(Data shown begins)

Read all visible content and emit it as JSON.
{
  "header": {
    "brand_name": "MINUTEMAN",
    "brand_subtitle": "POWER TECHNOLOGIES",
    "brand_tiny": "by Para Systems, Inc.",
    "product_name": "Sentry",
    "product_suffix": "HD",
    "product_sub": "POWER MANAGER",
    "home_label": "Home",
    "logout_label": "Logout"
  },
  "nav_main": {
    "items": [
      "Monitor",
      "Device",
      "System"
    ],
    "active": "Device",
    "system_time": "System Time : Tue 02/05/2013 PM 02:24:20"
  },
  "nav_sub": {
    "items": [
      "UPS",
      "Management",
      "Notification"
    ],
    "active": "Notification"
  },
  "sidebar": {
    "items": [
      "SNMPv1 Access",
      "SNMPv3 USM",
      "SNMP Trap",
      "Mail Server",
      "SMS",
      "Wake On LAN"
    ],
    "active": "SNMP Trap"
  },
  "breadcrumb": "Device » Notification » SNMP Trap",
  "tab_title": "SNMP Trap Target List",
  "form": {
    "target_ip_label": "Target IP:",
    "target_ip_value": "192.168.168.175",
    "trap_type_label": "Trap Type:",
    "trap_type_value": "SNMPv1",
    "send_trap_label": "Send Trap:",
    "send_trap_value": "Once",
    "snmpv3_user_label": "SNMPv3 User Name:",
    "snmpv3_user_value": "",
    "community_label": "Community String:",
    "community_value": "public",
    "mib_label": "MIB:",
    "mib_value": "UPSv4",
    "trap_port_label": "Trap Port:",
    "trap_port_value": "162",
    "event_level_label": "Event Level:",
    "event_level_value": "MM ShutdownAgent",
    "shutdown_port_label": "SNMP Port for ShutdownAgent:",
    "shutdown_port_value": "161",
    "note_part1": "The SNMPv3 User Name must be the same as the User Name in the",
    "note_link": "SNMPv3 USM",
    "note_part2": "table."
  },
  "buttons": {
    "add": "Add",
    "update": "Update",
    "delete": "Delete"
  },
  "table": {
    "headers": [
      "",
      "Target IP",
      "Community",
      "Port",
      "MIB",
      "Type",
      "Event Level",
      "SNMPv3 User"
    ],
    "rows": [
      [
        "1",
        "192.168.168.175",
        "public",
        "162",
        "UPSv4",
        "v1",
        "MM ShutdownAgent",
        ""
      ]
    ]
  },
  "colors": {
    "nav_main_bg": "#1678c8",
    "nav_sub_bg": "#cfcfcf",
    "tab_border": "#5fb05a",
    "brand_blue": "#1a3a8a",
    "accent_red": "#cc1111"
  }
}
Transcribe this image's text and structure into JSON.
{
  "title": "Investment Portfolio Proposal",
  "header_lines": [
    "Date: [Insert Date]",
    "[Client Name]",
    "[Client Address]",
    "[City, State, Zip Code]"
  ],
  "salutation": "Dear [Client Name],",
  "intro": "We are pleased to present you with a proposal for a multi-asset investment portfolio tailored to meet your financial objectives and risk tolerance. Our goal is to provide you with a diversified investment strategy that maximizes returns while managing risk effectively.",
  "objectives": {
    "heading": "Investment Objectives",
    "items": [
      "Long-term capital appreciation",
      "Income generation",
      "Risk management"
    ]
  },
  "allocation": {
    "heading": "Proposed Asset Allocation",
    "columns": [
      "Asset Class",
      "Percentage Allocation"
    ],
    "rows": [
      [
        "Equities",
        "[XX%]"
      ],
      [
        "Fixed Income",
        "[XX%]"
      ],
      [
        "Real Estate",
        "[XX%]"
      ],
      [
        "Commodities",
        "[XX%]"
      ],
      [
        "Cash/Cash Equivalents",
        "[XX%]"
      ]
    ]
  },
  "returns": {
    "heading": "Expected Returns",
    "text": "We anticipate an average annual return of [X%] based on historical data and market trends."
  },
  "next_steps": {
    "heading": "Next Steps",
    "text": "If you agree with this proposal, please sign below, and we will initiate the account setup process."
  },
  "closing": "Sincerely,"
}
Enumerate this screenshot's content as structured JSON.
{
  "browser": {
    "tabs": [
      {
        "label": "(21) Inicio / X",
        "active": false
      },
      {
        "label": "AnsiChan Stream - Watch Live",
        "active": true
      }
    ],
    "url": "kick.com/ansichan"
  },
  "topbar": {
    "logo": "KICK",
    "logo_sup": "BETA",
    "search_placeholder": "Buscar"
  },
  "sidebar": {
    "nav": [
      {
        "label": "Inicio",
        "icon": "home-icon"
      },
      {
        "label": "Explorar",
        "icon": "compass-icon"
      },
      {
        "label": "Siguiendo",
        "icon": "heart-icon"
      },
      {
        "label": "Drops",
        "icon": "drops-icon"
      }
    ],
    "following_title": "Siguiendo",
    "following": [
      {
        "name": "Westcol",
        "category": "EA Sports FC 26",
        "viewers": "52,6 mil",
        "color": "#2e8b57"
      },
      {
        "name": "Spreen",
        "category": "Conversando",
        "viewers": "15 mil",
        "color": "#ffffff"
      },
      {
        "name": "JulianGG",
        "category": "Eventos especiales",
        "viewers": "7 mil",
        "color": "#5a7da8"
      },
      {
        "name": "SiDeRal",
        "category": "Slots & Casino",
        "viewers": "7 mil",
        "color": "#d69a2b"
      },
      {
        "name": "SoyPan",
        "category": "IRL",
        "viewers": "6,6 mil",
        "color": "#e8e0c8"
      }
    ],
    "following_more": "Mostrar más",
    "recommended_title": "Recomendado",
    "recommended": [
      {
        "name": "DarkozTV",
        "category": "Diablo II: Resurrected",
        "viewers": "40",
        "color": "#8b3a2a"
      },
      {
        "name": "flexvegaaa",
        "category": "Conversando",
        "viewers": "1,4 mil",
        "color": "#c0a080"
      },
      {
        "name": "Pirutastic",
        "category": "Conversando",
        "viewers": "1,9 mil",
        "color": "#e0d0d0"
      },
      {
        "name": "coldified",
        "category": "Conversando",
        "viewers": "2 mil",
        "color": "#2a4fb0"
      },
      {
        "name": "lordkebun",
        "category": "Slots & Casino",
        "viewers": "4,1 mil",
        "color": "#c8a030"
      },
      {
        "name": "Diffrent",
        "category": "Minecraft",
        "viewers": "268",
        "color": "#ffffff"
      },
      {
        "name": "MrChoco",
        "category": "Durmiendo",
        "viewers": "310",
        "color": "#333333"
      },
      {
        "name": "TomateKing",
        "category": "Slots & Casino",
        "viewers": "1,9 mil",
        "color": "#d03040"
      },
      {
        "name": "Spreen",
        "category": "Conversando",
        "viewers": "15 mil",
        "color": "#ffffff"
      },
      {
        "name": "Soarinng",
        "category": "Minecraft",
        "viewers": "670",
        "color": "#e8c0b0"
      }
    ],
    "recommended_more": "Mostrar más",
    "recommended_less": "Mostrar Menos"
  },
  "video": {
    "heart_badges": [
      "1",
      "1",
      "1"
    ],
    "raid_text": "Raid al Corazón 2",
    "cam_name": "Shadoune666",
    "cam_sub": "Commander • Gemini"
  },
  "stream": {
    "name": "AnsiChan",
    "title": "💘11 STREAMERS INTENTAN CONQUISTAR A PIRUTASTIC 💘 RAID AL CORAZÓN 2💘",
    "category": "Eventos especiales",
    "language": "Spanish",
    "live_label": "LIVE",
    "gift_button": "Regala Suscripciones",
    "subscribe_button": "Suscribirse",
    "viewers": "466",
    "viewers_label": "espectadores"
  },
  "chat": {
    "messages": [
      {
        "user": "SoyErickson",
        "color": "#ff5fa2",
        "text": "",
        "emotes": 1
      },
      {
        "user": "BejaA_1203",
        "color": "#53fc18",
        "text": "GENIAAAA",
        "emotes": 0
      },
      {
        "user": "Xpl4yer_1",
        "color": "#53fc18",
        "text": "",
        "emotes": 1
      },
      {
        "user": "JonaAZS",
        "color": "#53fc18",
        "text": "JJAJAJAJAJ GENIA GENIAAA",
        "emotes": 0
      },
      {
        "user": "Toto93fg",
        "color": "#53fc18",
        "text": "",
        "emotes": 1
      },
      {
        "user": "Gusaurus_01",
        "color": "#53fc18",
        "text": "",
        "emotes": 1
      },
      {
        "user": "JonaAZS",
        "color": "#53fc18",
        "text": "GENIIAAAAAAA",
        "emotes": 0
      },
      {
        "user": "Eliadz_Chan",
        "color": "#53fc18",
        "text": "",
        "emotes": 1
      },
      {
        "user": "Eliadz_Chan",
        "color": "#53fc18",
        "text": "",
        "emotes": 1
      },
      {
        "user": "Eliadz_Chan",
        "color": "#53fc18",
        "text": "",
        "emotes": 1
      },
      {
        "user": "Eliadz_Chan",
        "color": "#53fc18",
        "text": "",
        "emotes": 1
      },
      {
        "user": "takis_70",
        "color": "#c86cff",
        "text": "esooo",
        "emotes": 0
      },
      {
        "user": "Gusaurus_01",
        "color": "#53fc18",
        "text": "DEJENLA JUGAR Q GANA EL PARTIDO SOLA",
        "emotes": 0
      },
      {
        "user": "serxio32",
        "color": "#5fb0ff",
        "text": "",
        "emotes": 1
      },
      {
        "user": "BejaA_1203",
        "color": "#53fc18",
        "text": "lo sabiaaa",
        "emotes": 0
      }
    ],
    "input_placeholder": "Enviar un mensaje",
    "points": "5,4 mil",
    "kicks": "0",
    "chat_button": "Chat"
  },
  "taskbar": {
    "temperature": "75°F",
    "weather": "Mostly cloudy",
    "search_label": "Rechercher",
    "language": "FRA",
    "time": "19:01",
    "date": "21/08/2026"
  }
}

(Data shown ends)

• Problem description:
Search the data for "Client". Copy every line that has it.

• Finished task:
    "[Client Name]",
    "[Client Address]",
  "salutation": "Dear [Client Name],",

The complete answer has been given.